When getting immunized, how does the needle go through the skin so easily and painlessly?



This might be just me, this excludes the pain afterwards.

In: Biology

Partially because it’s super sharp and partially because it’s really small. When it’s sharp, it slices a small hole rather than brute forcing one. That’s why mosquito bites don’t feel like somebody is stabbing you.

To answer that properly, we first have to ask “how do we feel pain?”. It turns out that we have specialized nerve endings in our skin for feeling pain. They are imbedded vertically in the skin waiting to be stimulated by a cut or impact. When you stimulate one, you feel a tiny prick of pain. When you stimulate many, you feel a lot of pain. Now these receptors aren’t evenly distributed throughout the body. There are more on the hands and other sensitive areas, and fewer elsewhere. That’s why a papercut to the finger hurts more than one on your leg, for example. So, when you get a shot, it’s in an area with fewer pain receptors. Since the needle is small and moving in the same orientation as the nerve endings, it only activates a few pain receptors, or sometimes none at all. If they had to give the shot into the palm of your hand at an angle, you’d probably not bother getting the second shot unless you were REALLY motivated.

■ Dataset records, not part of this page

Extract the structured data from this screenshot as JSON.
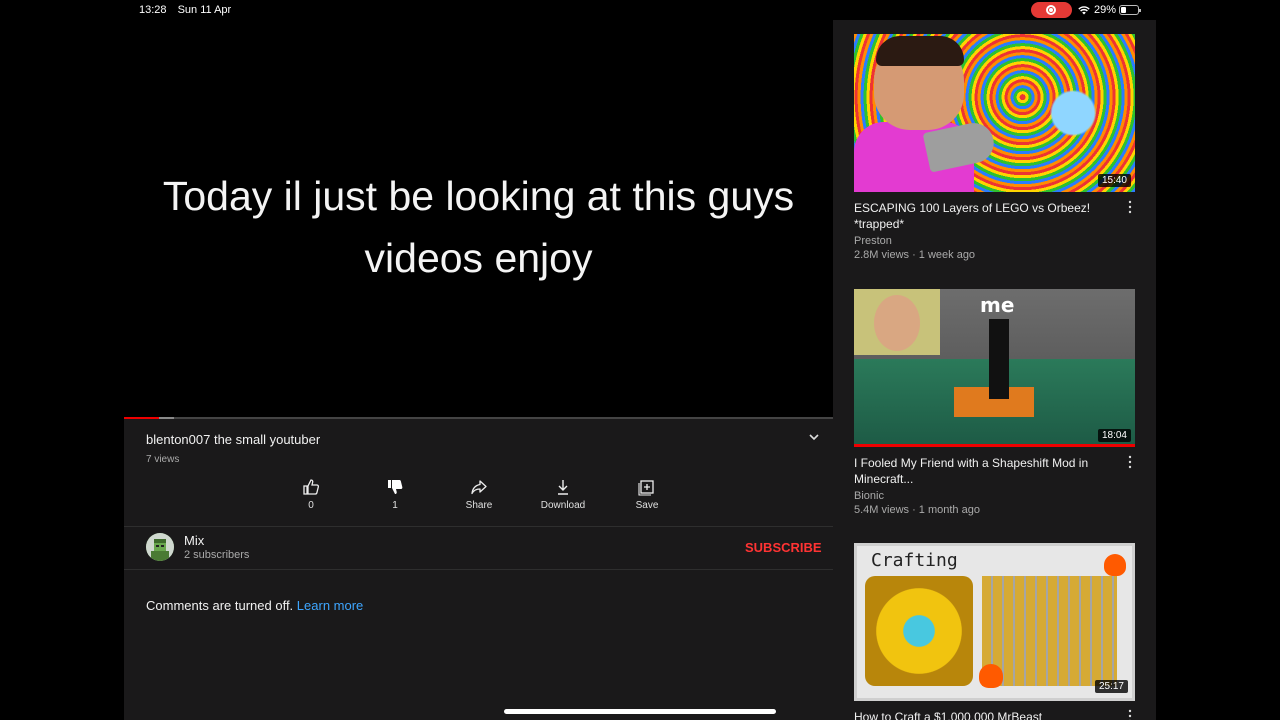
{
  "status_bar": {
    "time": "13:28",
    "date": "Sun 11 Apr",
    "battery": "29%",
    "icons": [
      "screen-record-icon",
      "wifi-icon",
      "battery-icon"
    ],
    "record_color": "#e53935"
  },
  "video": {
    "caption_line1": "Today il just be looking at this guys",
    "caption_line2": "videos enjoy",
    "progress_fraction": 0.05,
    "buffered_fraction": 0.02
  },
  "info": {
    "title": "blenton007 the small youtuber",
    "views": "7 views",
    "actions": {
      "like": {
        "label": "0",
        "icon": "thumbs-up-icon"
      },
      "dislike": {
        "label": "1",
        "icon": "thumbs-down-icon"
      },
      "share": {
        "label": "Share",
        "icon": "share-icon"
      },
      "download": {
        "label": "Download",
        "icon": "download-icon"
      },
      "save": {
        "label": "Save",
        "icon": "add-to-playlist-icon"
      }
    },
    "channel": {
      "name": "Mix",
      "subscribers": "2 subscribers",
      "subscribe_label": "SUBSCRIBE",
      "subscribe_color": "#ff3333"
    },
    "comments": {
      "text": "Comments are turned off.",
      "link": "Learn more",
      "link_color": "#3ea6ff"
    }
  },
  "recommendations": [
    {
      "title": "ESCAPING 100 Layers of LEGO vs Orbeez! *trapped*",
      "channel": "Preston",
      "meta": "2.8M views · 1 week ago",
      "duration": "15:40"
    },
    {
      "title": "I Fooled My Friend with a Shapeshift Mod in Minecraft...",
      "channel": "Bionic",
      "meta": "5.4M views · 1 month ago",
      "duration": "18:04",
      "thumb_text": "me"
    },
    {
      "title": "How to Craft a $1,000,000 MrBeast",
      "channel": "",
      "meta": "",
      "duration": "25:17",
      "thumb_text": "Crafting"
    }
  ]
}
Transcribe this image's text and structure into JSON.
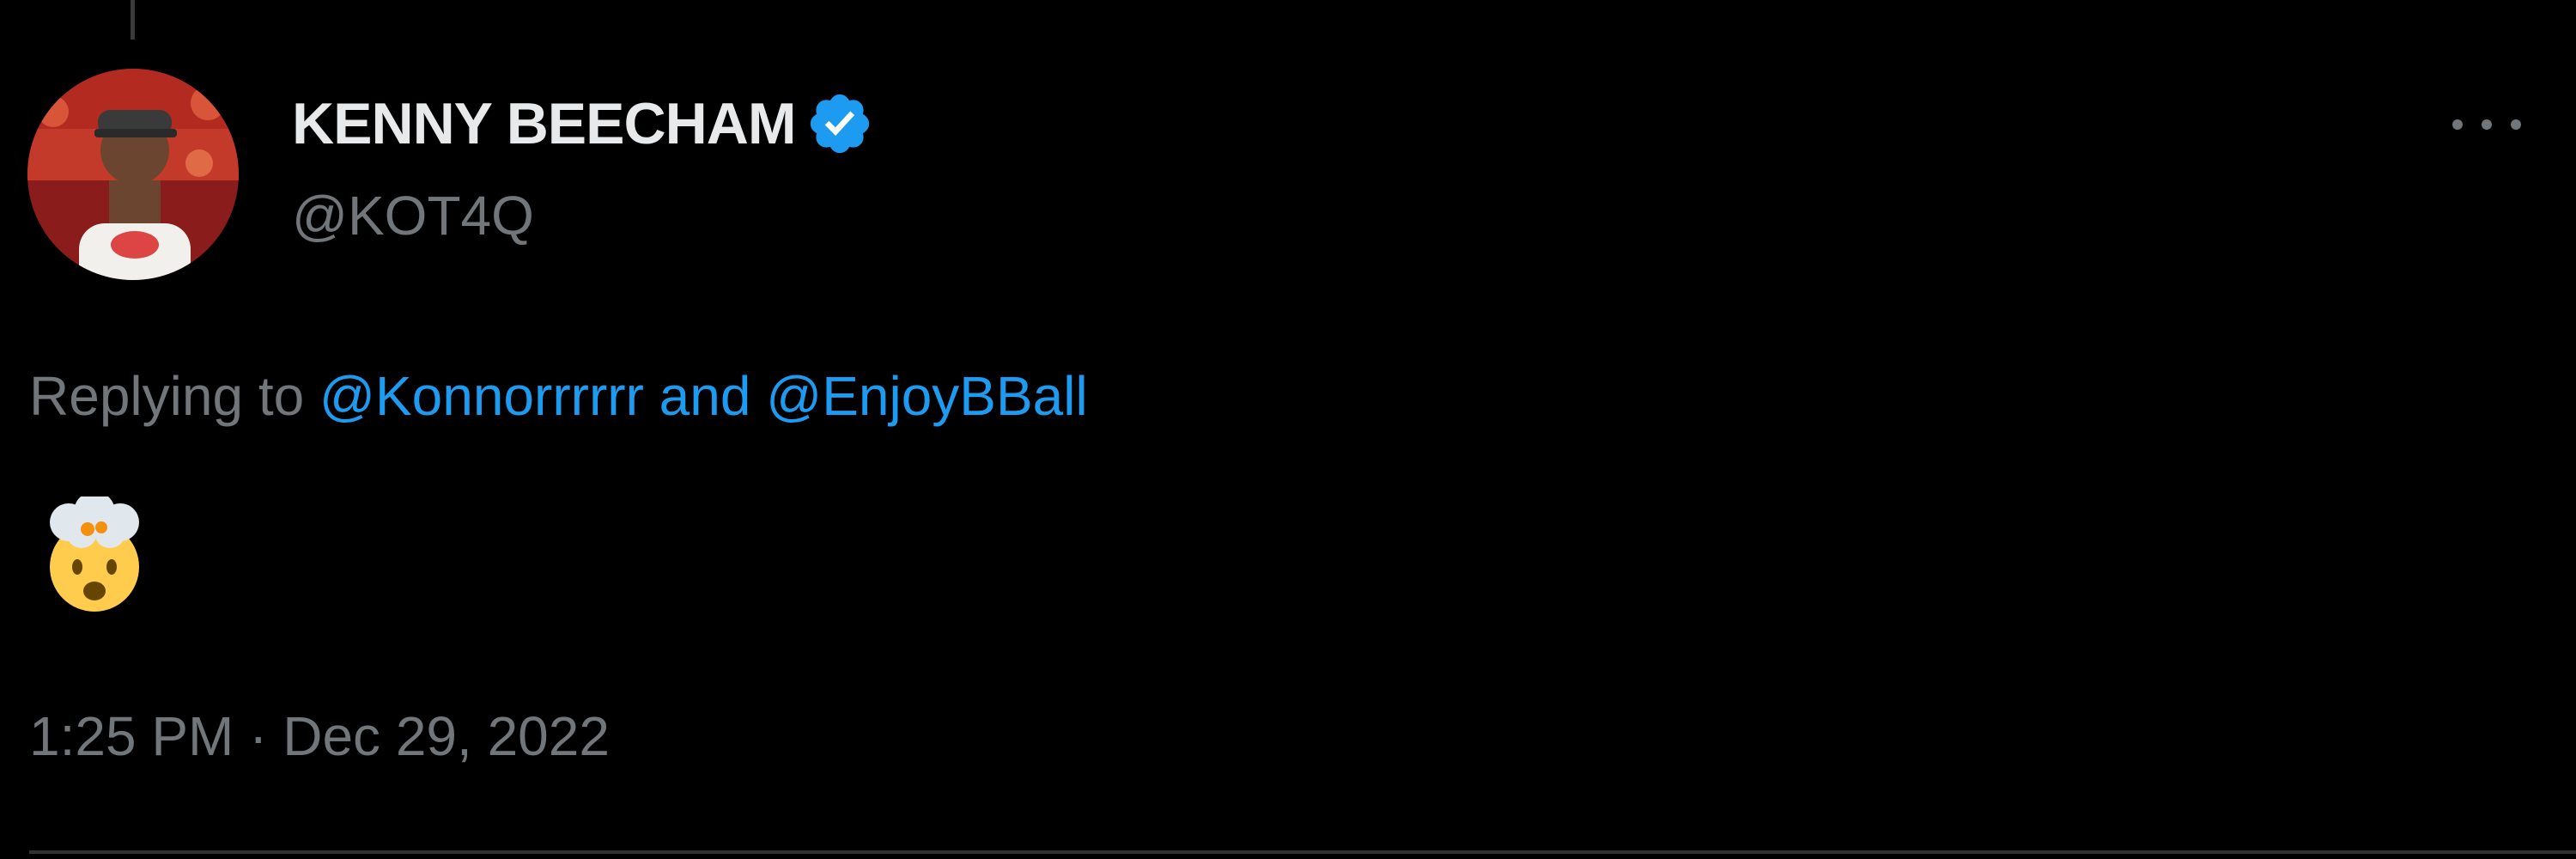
{
  "tweet": {
    "author": {
      "display_name": "KENNY BEECHAM",
      "handle": "@KOT4Q",
      "verified": true
    },
    "reply_context": {
      "prefix": "Replying to",
      "mention_1": "@Konnorrrrrr",
      "conjunction": "and",
      "mention_2": "@EnjoyBBall"
    },
    "body_emoji": "exploding-head-emoji",
    "timestamp": {
      "time": "1:25 PM",
      "separator": "·",
      "date": "Dec 29, 2022"
    }
  },
  "icons": {
    "verified": "verified-badge-icon",
    "more": "more-options-icon"
  },
  "colors": {
    "background": "#000000",
    "primary_text": "#e7e9ea",
    "secondary_text": "#71767b",
    "accent": "#1d9bf0",
    "divider": "#2f3336"
  }
}
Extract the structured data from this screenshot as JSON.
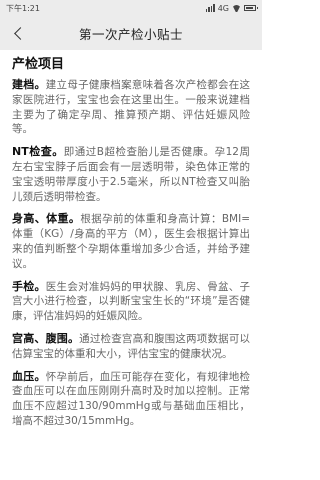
{
  "status": {
    "time": "下午1:21",
    "network": "4G"
  },
  "header": {
    "title": "第一次产检小贴士"
  },
  "content": {
    "section_title": "产检项目",
    "items": [
      {
        "term": "建档。",
        "text": "建立母子健康档案意味着各次产检都会在这家医院进行，宝宝也会在这里出生。一般来说建档主要为了确定孕周、推算预产期、评估妊娠风险等。"
      },
      {
        "term": "NT检查。",
        "text": "即通过B超检查胎儿是否健康。孕12周左右宝宝脖子后面会有一层透明带，染色体正常的宝宝透明带厚度小于2.5毫米，所以NT检查又叫胎儿颈后透明带检查。"
      },
      {
        "term": "身高、体重。",
        "text": "根据孕前的体重和身高计算：BMI=体重（KG）/身高的平方（M），医生会根据计算出来的值判断整个孕期体重增加多少合适，并给予建议。"
      },
      {
        "term": "手检。",
        "text": "医生会对准妈妈的甲状腺、乳房、骨盆、子宫大小进行检查，以判断宝宝生长的“环境”是否健康，评估准妈妈的妊娠风险。"
      },
      {
        "term": "宫高、腹围。",
        "text": "通过检查宫高和腹围这两项数据可以估算宝宝的体重和大小，评估宝宝的健康状况。"
      },
      {
        "term": "血压。",
        "text": "怀孕前后，血压可能存在变化，有规律地检查血压可以在血压刚刚升高时及时加以控制。正常血压不应超过130/90mmHg或与基础血压相比，增高不超过30/15mmHg。"
      }
    ]
  }
}
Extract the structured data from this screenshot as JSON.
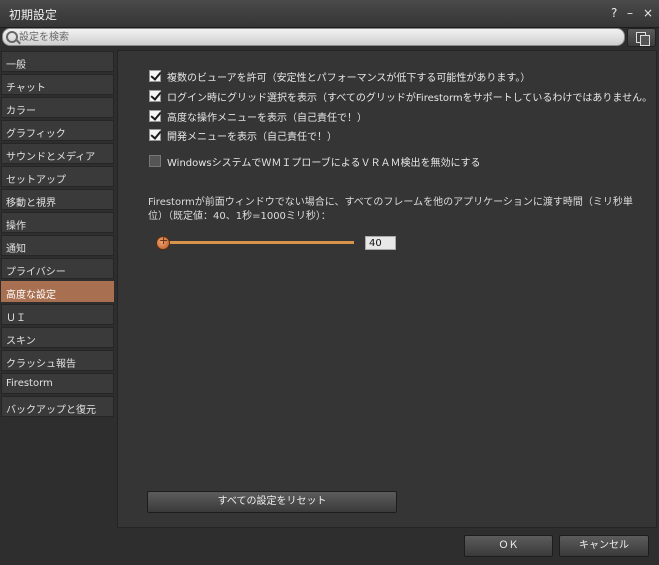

The needles are tiny, very sharp, and also cut at an angle like this |/ which allows them to puncture the skin smoothly, and ideally without hitting many nerve endings.

The needle is very sharp, and also very small.

They choose a place where your pain receptors are relatively spread out. This makes the skin less sensitive to pain compared to, say, the tip of your fingers or your lips. You can measure your pain receptors on your arm if you like to get a sense of this.

Take a sharp pencil or pen and (carefully!) press it to the skin on the back of your forearm to the point of pain – without breaking the skin! Take another pencil and press it to your skin about ten centimetres away. You should feel both pencils. Move the second pencil a centimetre closer to the first and see if you can still feel it. At some point, it will feel like one dot of pain on your arm even though the pencils are a couple of centimetres apart.

Sharp clean cuts don’t hurt much. Paper cuts hurt because they essentially microscopically saw away the line that they “cut”. A cut from a knife doesn’t hurt nearly as bad (y’know, so long as the knife’s clean) because the damage is only one very thin line. A lot less pain sensors in your skin are activated in a sharp cut. Those needles are very sharp and hardly cause any damage to the skin, and therefore don’t cause much pain.